-------- Records supplied

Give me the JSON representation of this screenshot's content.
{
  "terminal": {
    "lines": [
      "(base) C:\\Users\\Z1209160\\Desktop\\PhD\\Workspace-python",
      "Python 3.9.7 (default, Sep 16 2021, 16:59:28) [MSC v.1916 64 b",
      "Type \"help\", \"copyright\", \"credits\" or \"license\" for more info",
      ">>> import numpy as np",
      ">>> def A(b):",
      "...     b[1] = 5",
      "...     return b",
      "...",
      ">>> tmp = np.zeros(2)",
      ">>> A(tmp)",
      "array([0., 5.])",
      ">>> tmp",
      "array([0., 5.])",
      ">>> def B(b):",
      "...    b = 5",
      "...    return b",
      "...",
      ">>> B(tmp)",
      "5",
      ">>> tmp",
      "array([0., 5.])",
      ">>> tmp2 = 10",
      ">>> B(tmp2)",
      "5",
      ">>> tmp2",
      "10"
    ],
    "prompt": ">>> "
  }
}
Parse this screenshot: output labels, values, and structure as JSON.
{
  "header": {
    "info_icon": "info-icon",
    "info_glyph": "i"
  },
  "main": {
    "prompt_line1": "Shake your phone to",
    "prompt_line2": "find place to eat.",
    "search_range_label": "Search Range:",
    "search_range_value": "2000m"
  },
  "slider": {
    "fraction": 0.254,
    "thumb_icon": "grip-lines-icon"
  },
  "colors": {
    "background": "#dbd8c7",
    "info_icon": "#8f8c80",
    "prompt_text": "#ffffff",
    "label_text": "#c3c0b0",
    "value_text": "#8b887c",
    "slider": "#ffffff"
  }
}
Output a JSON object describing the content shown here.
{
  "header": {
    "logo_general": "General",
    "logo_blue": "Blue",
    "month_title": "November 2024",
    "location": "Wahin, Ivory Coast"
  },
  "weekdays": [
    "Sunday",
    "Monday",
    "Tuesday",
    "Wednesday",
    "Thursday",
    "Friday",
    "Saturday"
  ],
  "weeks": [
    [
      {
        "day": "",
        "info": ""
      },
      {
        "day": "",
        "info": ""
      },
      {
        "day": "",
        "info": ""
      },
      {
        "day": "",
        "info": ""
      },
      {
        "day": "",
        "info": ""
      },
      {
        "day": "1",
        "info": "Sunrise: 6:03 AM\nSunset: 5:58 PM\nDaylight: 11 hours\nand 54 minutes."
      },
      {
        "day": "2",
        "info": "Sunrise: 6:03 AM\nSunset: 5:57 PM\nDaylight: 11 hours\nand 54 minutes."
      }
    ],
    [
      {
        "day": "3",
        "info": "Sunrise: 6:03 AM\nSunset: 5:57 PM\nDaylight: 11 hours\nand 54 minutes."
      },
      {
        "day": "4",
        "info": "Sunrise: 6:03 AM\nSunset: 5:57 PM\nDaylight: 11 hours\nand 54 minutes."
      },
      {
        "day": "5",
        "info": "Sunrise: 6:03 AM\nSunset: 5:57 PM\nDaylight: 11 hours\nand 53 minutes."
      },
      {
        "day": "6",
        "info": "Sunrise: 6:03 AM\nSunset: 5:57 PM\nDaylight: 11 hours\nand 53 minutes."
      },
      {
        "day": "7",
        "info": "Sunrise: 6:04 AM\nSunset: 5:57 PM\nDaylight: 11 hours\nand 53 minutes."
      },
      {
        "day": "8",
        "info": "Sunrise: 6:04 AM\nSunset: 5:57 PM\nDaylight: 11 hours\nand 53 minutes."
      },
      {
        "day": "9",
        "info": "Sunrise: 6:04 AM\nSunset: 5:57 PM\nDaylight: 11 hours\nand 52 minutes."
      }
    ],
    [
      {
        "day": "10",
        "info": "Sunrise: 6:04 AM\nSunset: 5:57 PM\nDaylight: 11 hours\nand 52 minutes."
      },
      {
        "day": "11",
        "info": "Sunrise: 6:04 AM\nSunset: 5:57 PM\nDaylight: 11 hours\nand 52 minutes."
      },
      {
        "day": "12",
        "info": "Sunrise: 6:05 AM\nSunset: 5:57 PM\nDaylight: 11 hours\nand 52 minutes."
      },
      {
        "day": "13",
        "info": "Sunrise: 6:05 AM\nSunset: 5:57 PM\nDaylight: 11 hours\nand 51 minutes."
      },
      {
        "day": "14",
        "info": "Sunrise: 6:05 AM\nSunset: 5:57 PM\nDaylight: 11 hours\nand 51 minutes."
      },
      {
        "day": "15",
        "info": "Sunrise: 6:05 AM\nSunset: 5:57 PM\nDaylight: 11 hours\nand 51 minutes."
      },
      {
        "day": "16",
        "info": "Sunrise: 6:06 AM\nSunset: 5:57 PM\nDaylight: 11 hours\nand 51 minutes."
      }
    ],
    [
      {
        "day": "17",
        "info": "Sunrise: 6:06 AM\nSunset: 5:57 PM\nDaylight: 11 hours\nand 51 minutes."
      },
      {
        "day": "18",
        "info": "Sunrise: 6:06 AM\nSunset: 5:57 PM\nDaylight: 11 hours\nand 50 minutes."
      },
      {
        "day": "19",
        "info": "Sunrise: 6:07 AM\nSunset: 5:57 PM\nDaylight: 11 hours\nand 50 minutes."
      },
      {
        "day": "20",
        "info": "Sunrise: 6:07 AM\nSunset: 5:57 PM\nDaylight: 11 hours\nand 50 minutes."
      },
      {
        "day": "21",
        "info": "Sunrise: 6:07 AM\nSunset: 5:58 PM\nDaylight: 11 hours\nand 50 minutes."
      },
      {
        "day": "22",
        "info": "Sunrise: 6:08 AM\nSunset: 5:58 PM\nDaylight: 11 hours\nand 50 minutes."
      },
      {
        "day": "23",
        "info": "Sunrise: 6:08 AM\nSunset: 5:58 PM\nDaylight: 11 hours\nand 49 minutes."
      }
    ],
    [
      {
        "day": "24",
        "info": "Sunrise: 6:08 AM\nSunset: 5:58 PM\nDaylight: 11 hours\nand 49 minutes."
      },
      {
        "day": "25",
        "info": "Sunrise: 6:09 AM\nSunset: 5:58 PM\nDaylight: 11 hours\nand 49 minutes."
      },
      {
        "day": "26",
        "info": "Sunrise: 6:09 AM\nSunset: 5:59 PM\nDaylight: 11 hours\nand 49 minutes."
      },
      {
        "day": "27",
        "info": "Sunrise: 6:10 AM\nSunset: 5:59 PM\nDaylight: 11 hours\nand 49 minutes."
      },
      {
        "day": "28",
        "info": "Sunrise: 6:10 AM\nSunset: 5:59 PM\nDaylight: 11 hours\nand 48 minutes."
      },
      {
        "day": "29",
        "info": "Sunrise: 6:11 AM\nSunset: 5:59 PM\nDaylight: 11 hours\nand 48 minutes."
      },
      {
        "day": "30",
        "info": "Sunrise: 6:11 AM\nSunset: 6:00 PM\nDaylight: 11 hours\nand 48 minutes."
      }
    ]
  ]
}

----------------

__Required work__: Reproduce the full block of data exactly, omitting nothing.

__Output__:
Give me the JSON representation of this screenshot's content.
{
  "terminal": {
    "lines": [
      "(base) C:\\Users\\Z1209160\\Desktop\\PhD\\Workspace-python",
      "Python 3.9.7 (default, Sep 16 2021, 16:59:28) [MSC v.1916 64 b",
      "Type \"help\", \"copyright\", \"credits\" or \"license\" for more info",
      ">>> import numpy as np",
      ">>> def A(b):",
      "...     b[1] = 5",
      "...     return b",
      "...",
      ">>> tmp = np.zeros(2)",
      ">>> A(tmp)",
      "array([0., 5.])",
      ">>> tmp",
      "array([0., 5.])",
      ">>> def B(b):",
      "...    b = 5",
      "...    return b",
      "...",
      ">>> B(tmp)",
      "5",
      ">>> tmp",
      "array([0., 5.])",
      ">>> tmp2 = 10",
      ">>> B(tmp2)",
      "5",
      ">>> tmp2",
      "10"
    ],
    "prompt": ">>> "
  }
}
Parse this screenshot: output labels, values, and structure as JSON.
{
  "header": {
    "info_icon": "info-icon",
    "info_glyph": "i"
  },
  "main": {
    "prompt_line1": "Shake your phone to",
    "prompt_line2": "find place to eat.",
    "search_range_label": "Search Range:",
    "search_range_value": "2000m"
  },
  "slider": {
    "fraction": 0.254,
    "thumb_icon": "grip-lines-icon"
  },
  "colors": {
    "background": "#dbd8c7",
    "info_icon": "#8f8c80",
    "prompt_text": "#ffffff",
    "label_text": "#c3c0b0",
    "value_text": "#8b887c",
    "slider": "#ffffff"
  }
}
Output a JSON object describing the content shown here.
{
  "header": {
    "logo_general": "General",
    "logo_blue": "Blue",
    "month_title": "November 2024",
    "location": "Wahin, Ivory Coast"
  },
  "weekdays": [
    "Sunday",
    "Monday",
    "Tuesday",
    "Wednesday",
    "Thursday",
    "Friday",
    "Saturday"
  ],
  "weeks": [
    [
      {
        "day": "",
        "info": ""
      },
      {
        "day": "",
        "info": ""
      },
      {
        "day": "",
        "info": ""
      },
      {
        "day": "",
        "info": ""
      },
      {
        "day": "",
        "info": ""
      },
      {
        "day": "1",
        "info": "Sunrise: 6:03 AM\nSunset: 5:58 PM\nDaylight: 11 hours\nand 54 minutes."
      },
      {
        "day": "2",
        "info": "Sunrise: 6:03 AM\nSunset: 5:57 PM\nDaylight: 11 hours\nand 54 minutes."
      }
    ],
    [
      {
        "day": "3",
        "info": "Sunrise: 6:03 AM\nSunset: 5:57 PM\nDaylight: 11 hours\nand 54 minutes."
      },
      {
        "day": "4",
        "info": "Sunrise: 6:03 AM\nSunset: 5:57 PM\nDaylight: 11 hours\nand 54 minutes."
      },
      {
        "day": "5",
        "info": "Sunrise: 6:03 AM\nSunset: 5:57 PM\nDaylight: 11 hours\nand 53 minutes."
      },
      {
        "day": "6",
        "info": "Sunrise: 6:03 AM\nSunset: 5:57 PM\nDaylight: 11 hours\nand 53 minutes."
      },
      {
        "day": "7",
        "info": "Sunrise: 6:04 AM\nSunset: 5:57 PM\nDaylight: 11 hours\nand 53 minutes."
      },
      {
        "day": "8",
        "info": "Sunrise: 6:04 AM\nSunset: 5:57 PM\nDaylight: 11 hours\nand 53 minutes."
      },
      {
        "day": "9",
        "info": "Sunrise: 6:04 AM\nSunset: 5:57 PM\nDaylight: 11 hours\nand 52 minutes."
      }
    ],
    [
      {
        "day": "10",
        "info": "Sunrise: 6:04 AM\nSunset: 5:57 PM\nDaylight: 11 hours\nand 52 minutes."
      },
      {
        "day": "11",
        "info": "Sunrise: 6:04 AM\nSunset: 5:57 PM\nDaylight: 11 hours\nand 52 minutes."
      },
      {
        "day": "12",
        "info": "Sunrise: 6:05 AM\nSunset: 5:57 PM\nDaylight: 11 hours\nand 52 minutes."
      },
      {
        "day": "13",
        "info": "Sunrise: 6:05 AM\nSunset: 5:57 PM\nDaylight: 11 hours\nand 51 minutes."
      },
      {
        "day": "14",
        "info": "Sunrise: 6:05 AM\nSunset: 5:57 PM\nDaylight: 11 hours\nand 51 minutes."
      },
      {
        "day": "15",
        "info": "Sunrise: 6:05 AM\nSunset: 5:57 PM\nDaylight: 11 hours\nand 51 minutes."
      },
      {
        "day": "16",
        "info": "Sunrise: 6:06 AM\nSunset: 5:57 PM\nDaylight: 11 hours\nand 51 minutes."
      }
    ],
    [
      {
        "day": "17",
        "info": "Sunrise: 6:06 AM\nSunset: 5:57 PM\nDaylight: 11 hours\nand 51 minutes."
      },
      {
        "day": "18",
        "info": "Sunrise: 6:06 AM\nSunset: 5:57 PM\nDaylight: 11 hours\nand 50 minutes."
      },
      {
        "day": "19",
        "info": "Sunrise: 6:07 AM\nSunset: 5:57 PM\nDaylight: 11 hours\nand 50 minutes."
      },
      {
        "day": "20",
        "info": "Sunrise: 6:07 AM\nSunset: 5:57 PM\nDaylight: 11 hours\nand 50 minutes."
      },
      {
        "day": "21",
        "info": "Sunrise: 6:07 AM\nSunset: 5:58 PM\nDaylight: 11 hours\nand 50 minutes."
      },
      {
        "day": "22",
        "info": "Sunrise: 6:08 AM\nSunset: 5:58 PM\nDaylight: 11 hours\nand 50 minutes."
      },
      {
        "day": "23",
        "info": "Sunrise: 6:08 AM\nSunset: 5:58 PM\nDaylight: 11 hours\nand 49 minutes."
      }
    ],
    [
      {
        "day": "24",
        "info": "Sunrise: 6:08 AM\nSunset: 5:58 PM\nDaylight: 11 hours\nand 49 minutes."
      },
      {
        "day": "25",
        "info": "Sunrise: 6:09 AM\nSunset: 5:58 PM\nDaylight: 11 hours\nand 49 minutes."
      },
      {
        "day": "26",
        "info": "Sunrise: 6:09 AM\nSunset: 5:59 PM\nDaylight: 11 hours\nand 49 minutes."
      },
      {
        "day": "27",
        "info": "Sunrise: 6:10 AM\nSunset: 5:59 PM\nDaylight: 11 hours\nand 49 minutes."
      },
      {
        "day": "28",
        "info": "Sunrise: 6:10 AM\nSunset: 5:59 PM\nDaylight: 11 hours\nand 48 minutes."
      },
      {
        "day": "29",
        "info": "Sunrise: 6:11 AM\nSunset: 5:59 PM\nDaylight: 11 hours\nand 48 minutes."
      },
      {
        "day": "30",
        "info": "Sunrise: 6:11 AM\nSunset: 6:00 PM\nDaylight: 11 hours\nand 48 minutes."
      }
    ]
  ]
}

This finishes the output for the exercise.